Excerpts from an interface dataset
════════════════

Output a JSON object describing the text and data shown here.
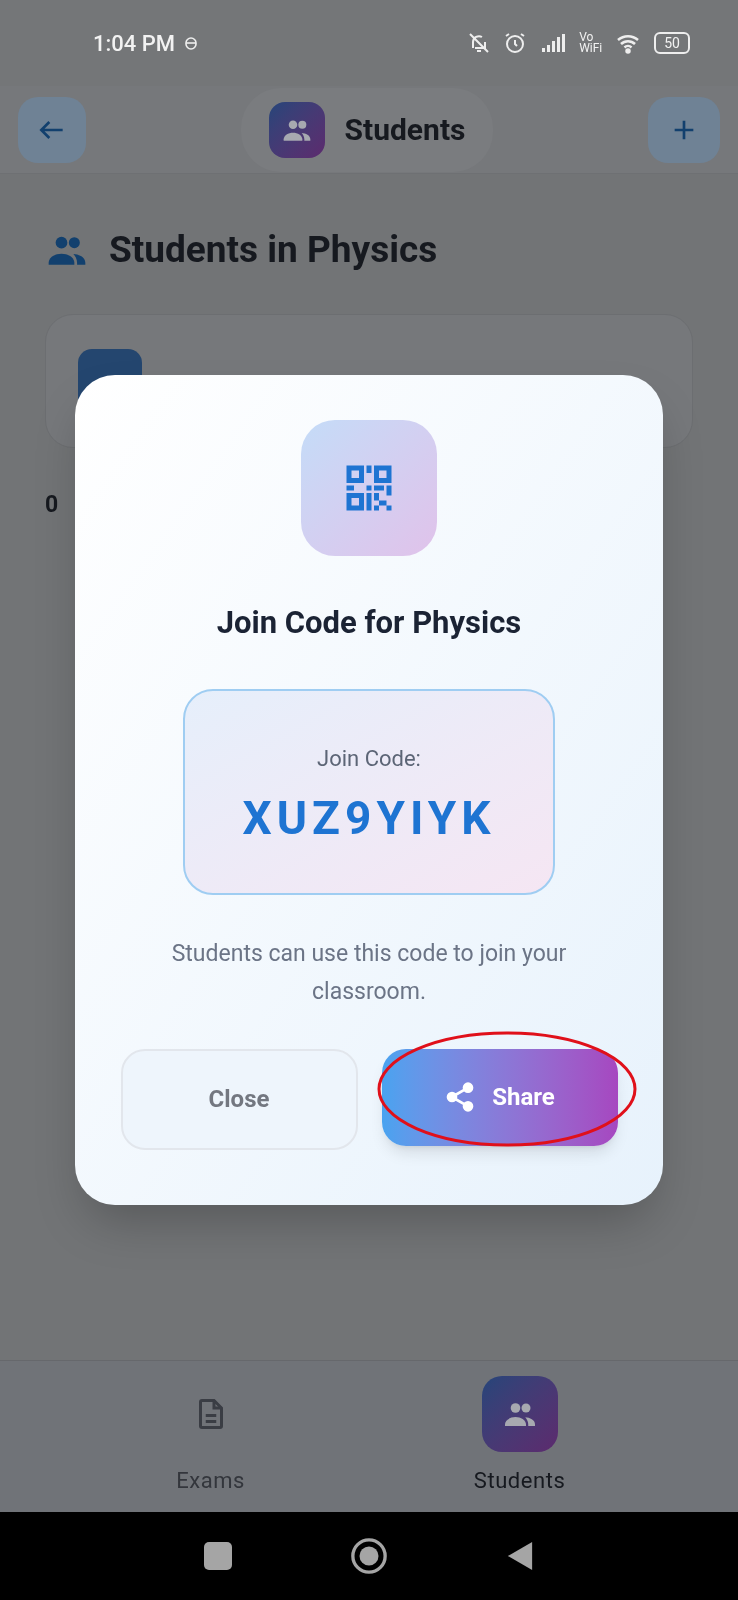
{
  "status_bar": {
    "time": "1:04 PM",
    "calling_top": "Vo",
    "calling_bottom": "WiFi",
    "battery": "50"
  },
  "header": {
    "title": "Students"
  },
  "heading": "Students in Physics",
  "count_text": "0",
  "dialog": {
    "title": "Join Code for Physics",
    "code_label": "Join Code:",
    "code": "XUZ9YIYK",
    "description": "Students can use this code to join your classroom.",
    "buttons": [
      {
        "label": "Close",
        "kind": "outline"
      },
      {
        "label": "Share",
        "kind": "primary"
      }
    ]
  },
  "highlight": true,
  "bottom_nav": [
    {
      "label": "Exams",
      "kind": "document",
      "selected": false
    },
    {
      "label": "Students",
      "kind": "people",
      "selected": true
    }
  ]
}
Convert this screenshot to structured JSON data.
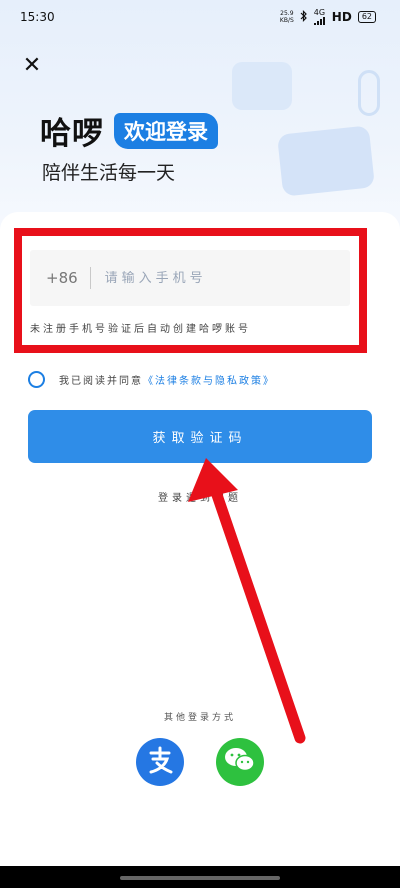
{
  "status_bar": {
    "time": "15:30",
    "net_speed_value": "25.9",
    "net_speed_unit": "KB/S",
    "signal_label": "4G",
    "hd_label": "HD",
    "battery": "62"
  },
  "header": {
    "close_icon": "close-icon",
    "brand": "哈啰",
    "welcome": "欢迎登录",
    "subtitle": "陪伴生活每一天"
  },
  "login_form": {
    "country_code": "+86",
    "phone_placeholder": "请输入手机号",
    "hint": "未注册手机号验证后自动创建哈啰账号",
    "agreement_prefix": "我已阅读并同意",
    "agreement_link": "《法律条款与隐私政策》",
    "submit_label": "获取验证码",
    "trouble_label": "登录遇到问题"
  },
  "other_login": {
    "label": "其他登录方式",
    "methods": [
      {
        "name": "alipay",
        "icon": "alipay-icon",
        "color": "#2577e3"
      },
      {
        "name": "wechat",
        "icon": "wechat-icon",
        "color": "#2ec13f"
      }
    ]
  },
  "colors": {
    "accent": "#2f8de8",
    "annotation_red": "#e8101a"
  }
}
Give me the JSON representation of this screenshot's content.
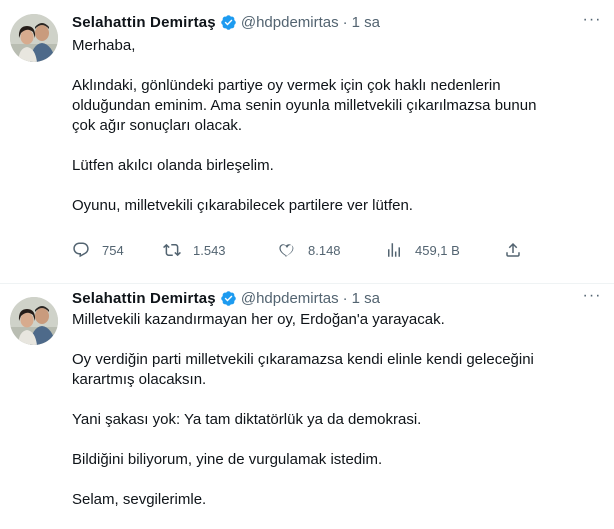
{
  "tweets": [
    {
      "author": {
        "name": "Selahattin Demirtaş",
        "handle": "@hdpdemirtas",
        "verified": true
      },
      "separator": "·",
      "time": "1 sa",
      "more_label": "···",
      "paragraphs": [
        "Merhaba,",
        "Aklındaki, gönlündeki partiye oy vermek için çok haklı nedenlerin\nolduğundan eminim. Ama senin oyunla milletvekili çıkarılmazsa bunun\nçok ağır sonuçları olacak.",
        "Lütfen akılcı olanda birleşelim.",
        "Oyunu, milletvekili çıkarabilecek partilere ver lütfen."
      ],
      "stats": {
        "replies": "754",
        "retweets": "1.543",
        "likes": "8.148",
        "views": "459,1 B"
      }
    },
    {
      "author": {
        "name": "Selahattin Demirtaş",
        "handle": "@hdpdemirtas",
        "verified": true
      },
      "separator": "·",
      "time": "1 sa",
      "more_label": "···",
      "paragraphs": [
        "Milletvekili kazandırmayan her oy, Erdoğan'a yarayacak.",
        "Oy verdiğin parti milletvekili çıkaramazsa kendi elinle kendi geleceğini\nkarartmış olacaksın.",
        "Yani şakası yok: Ya tam diktatörlük ya da demokrasi.",
        "Bildiğini biliyorum, yine de vurgulamak istedim.",
        "Selam, sevgilerimle."
      ]
    }
  ],
  "colors": {
    "text": "#0f1419",
    "secondary": "#536471",
    "verified": "#1d9bf0",
    "divider": "#eff3f4"
  },
  "icons": [
    "verified-badge-icon",
    "more-icon",
    "reply-icon",
    "retweet-icon",
    "like-icon",
    "views-icon",
    "share-icon"
  ]
}
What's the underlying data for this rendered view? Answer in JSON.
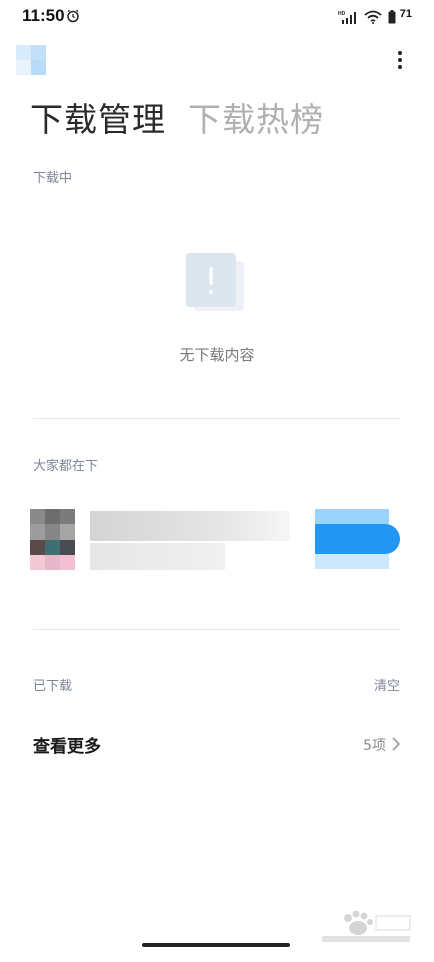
{
  "status_bar": {
    "time": "11:50",
    "battery": "71",
    "icons": [
      "alarm-icon",
      "hd-signal-icon",
      "wifi-icon",
      "battery-icon"
    ]
  },
  "header": {
    "tabs": [
      {
        "label": "下载管理",
        "active": true
      },
      {
        "label": "下载热榜",
        "active": false
      }
    ]
  },
  "downloading": {
    "section_label": "下载中",
    "empty_text": "无下载内容"
  },
  "popular": {
    "section_label": "大家都在下"
  },
  "downloaded": {
    "section_label": "已下载",
    "clear_label": "清空",
    "row_title": "查看更多",
    "row_count": "5项"
  },
  "colors": {
    "accent": "#2196f3",
    "section_label": "#7d8696",
    "tab_inactive": "#b0b0b0"
  }
}
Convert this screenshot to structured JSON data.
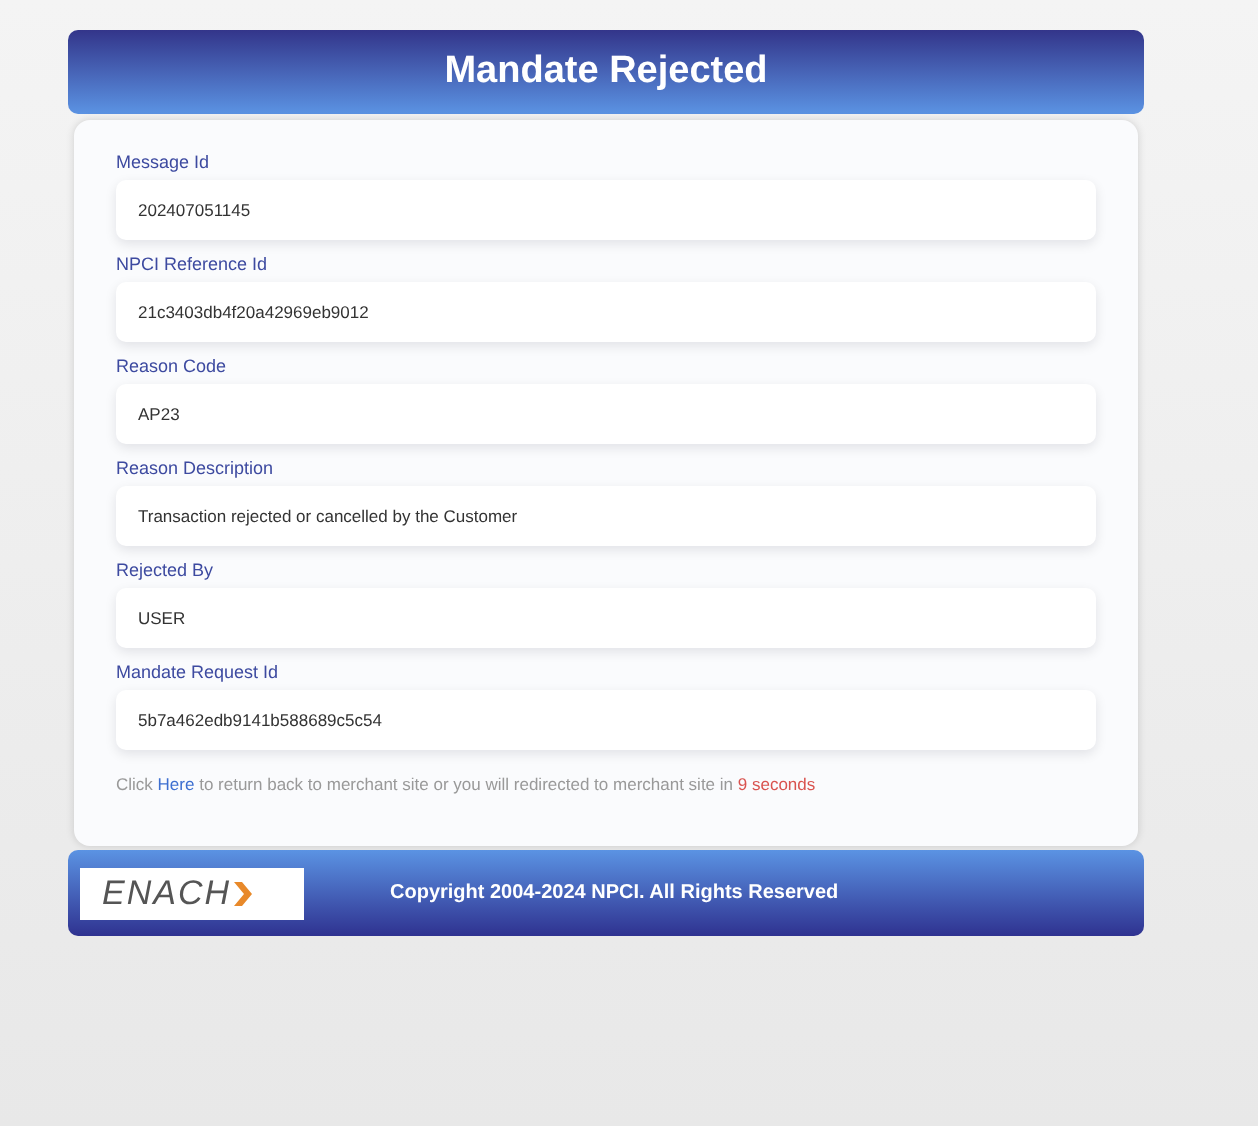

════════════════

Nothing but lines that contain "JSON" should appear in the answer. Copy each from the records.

Output a JSON object describing the text and data shown here.
Convert this screenshot to structured JSON data.
Give me the JSON representation of this screenshot's content.
What's the underlying data for this rendered view? Answer in JSON.
Convert this screenshot to structured JSON data.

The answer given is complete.